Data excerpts
>>>

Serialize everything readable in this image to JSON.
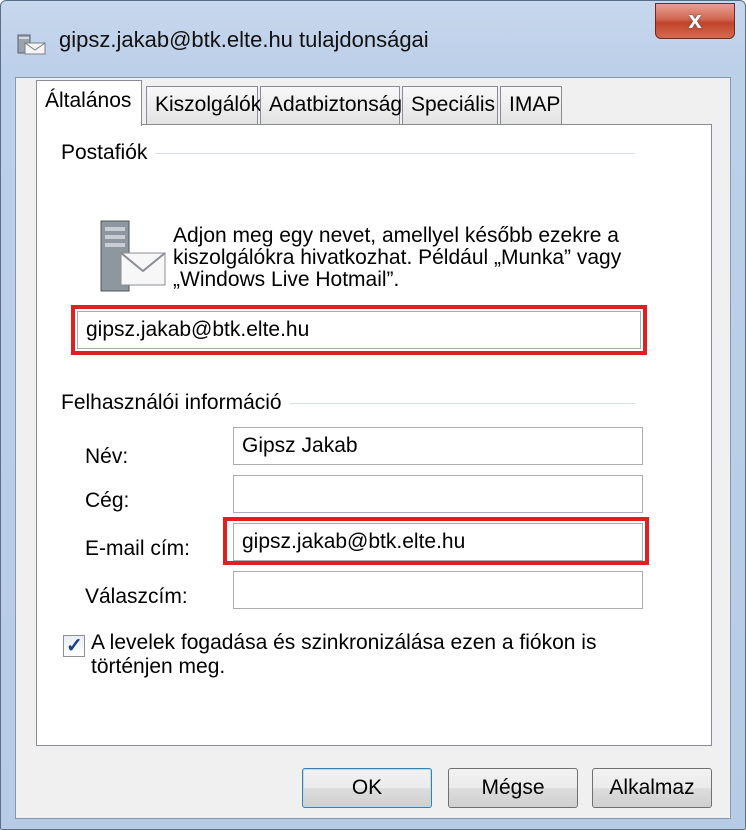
{
  "window": {
    "title": "gipsz.jakab@btk.elte.hu tulajdonságai",
    "close_label": "x"
  },
  "tabs": [
    {
      "label": "Általános",
      "active": true
    },
    {
      "label": "Kiszolgálók",
      "active": false
    },
    {
      "label": "Adatbiztonság",
      "active": false
    },
    {
      "label": "Speciális",
      "active": false
    },
    {
      "label": "IMAP",
      "active": false
    }
  ],
  "account": {
    "group_label": "Postafiók",
    "info": "Adjon meg egy nevet, amellyel később ezekre a kiszolgálókra hivatkozhat. Például „Munka” vagy „Windows Live Hotmail”.",
    "name_value": "gipsz.jakab@btk.elte.hu"
  },
  "user": {
    "group_label": "Felhasználói információ",
    "name_label": "Név:",
    "name_value": "Gipsz Jakab",
    "company_label": "Cég:",
    "company_value": "",
    "email_label": "E-mail cím:",
    "email_value": "gipsz.jakab@btk.elte.hu",
    "reply_label": "Válaszcím:",
    "reply_value": ""
  },
  "sync": {
    "checked": true,
    "label": "A levelek fogadása és szinkronizálása ezen a fiókon is történjen meg."
  },
  "buttons": {
    "ok": "OK",
    "cancel": "Mégse",
    "apply": "Alkalmaz"
  },
  "colors": {
    "highlight": "#e02020",
    "title_bg": "#bdd0ea",
    "close_bg": "#c0442b"
  }
}
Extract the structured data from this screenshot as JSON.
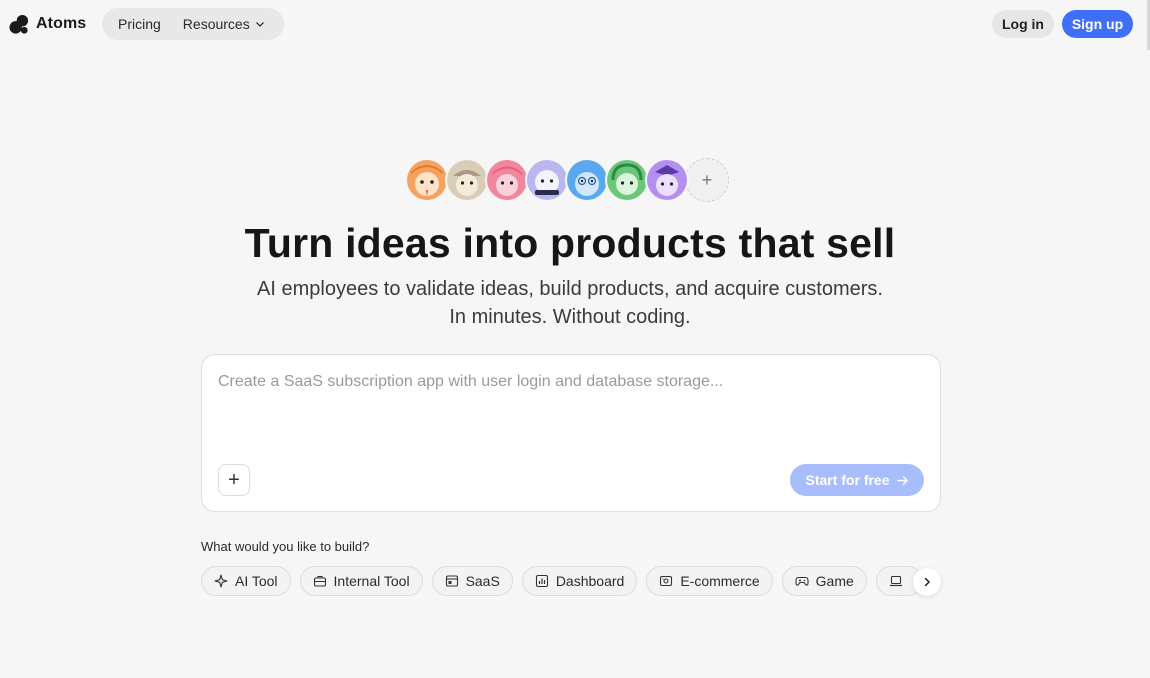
{
  "header": {
    "logo_text": "Atoms",
    "nav": [
      {
        "label": "Pricing"
      },
      {
        "label": "Resources"
      }
    ],
    "login_label": "Log in",
    "signup_label": "Sign up"
  },
  "avatars": [
    {
      "name": "orange-agent-avatar",
      "color": "#f4a261"
    },
    {
      "name": "beige-agent-avatar",
      "color": "#cfc3b0"
    },
    {
      "name": "pink-agent-avatar",
      "color": "#f2869f"
    },
    {
      "name": "lavender-agent-avatar",
      "color": "#b9b7f0"
    },
    {
      "name": "blue-agent-avatar",
      "color": "#5aa8f0"
    },
    {
      "name": "green-agent-avatar",
      "color": "#7fd08a"
    },
    {
      "name": "purple-agent-avatar",
      "color": "#b48ff0"
    }
  ],
  "avatar_add_symbol": "+",
  "hero": {
    "title": "Turn ideas into products that sell",
    "subtitle_line1": "AI employees to validate ideas, build products, and acquire customers.",
    "subtitle_line2": "In minutes. Without coding."
  },
  "prompt": {
    "placeholder": "Create a SaaS subscription app with user login and database storage...",
    "value": "",
    "attach_symbol": "+",
    "start_label": "Start for free"
  },
  "build": {
    "question": "What would you like to build?",
    "chips": [
      {
        "label": "AI Tool",
        "icon": "sparkle-icon"
      },
      {
        "label": "Internal Tool",
        "icon": "toolbox-icon"
      },
      {
        "label": "SaaS",
        "icon": "browser-window-icon"
      },
      {
        "label": "Dashboard",
        "icon": "bar-chart-icon"
      },
      {
        "label": "E-commerce",
        "icon": "storefront-icon"
      },
      {
        "label": "Game",
        "icon": "gamepad-icon"
      },
      {
        "label": "",
        "icon": "laptop-icon"
      }
    ]
  },
  "colors": {
    "accent": "#3f6ff6",
    "accent_disabled": "#a8bdfb",
    "background": "#f6f6f6"
  }
}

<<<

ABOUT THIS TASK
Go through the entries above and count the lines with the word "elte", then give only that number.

RESPONSE AREA
3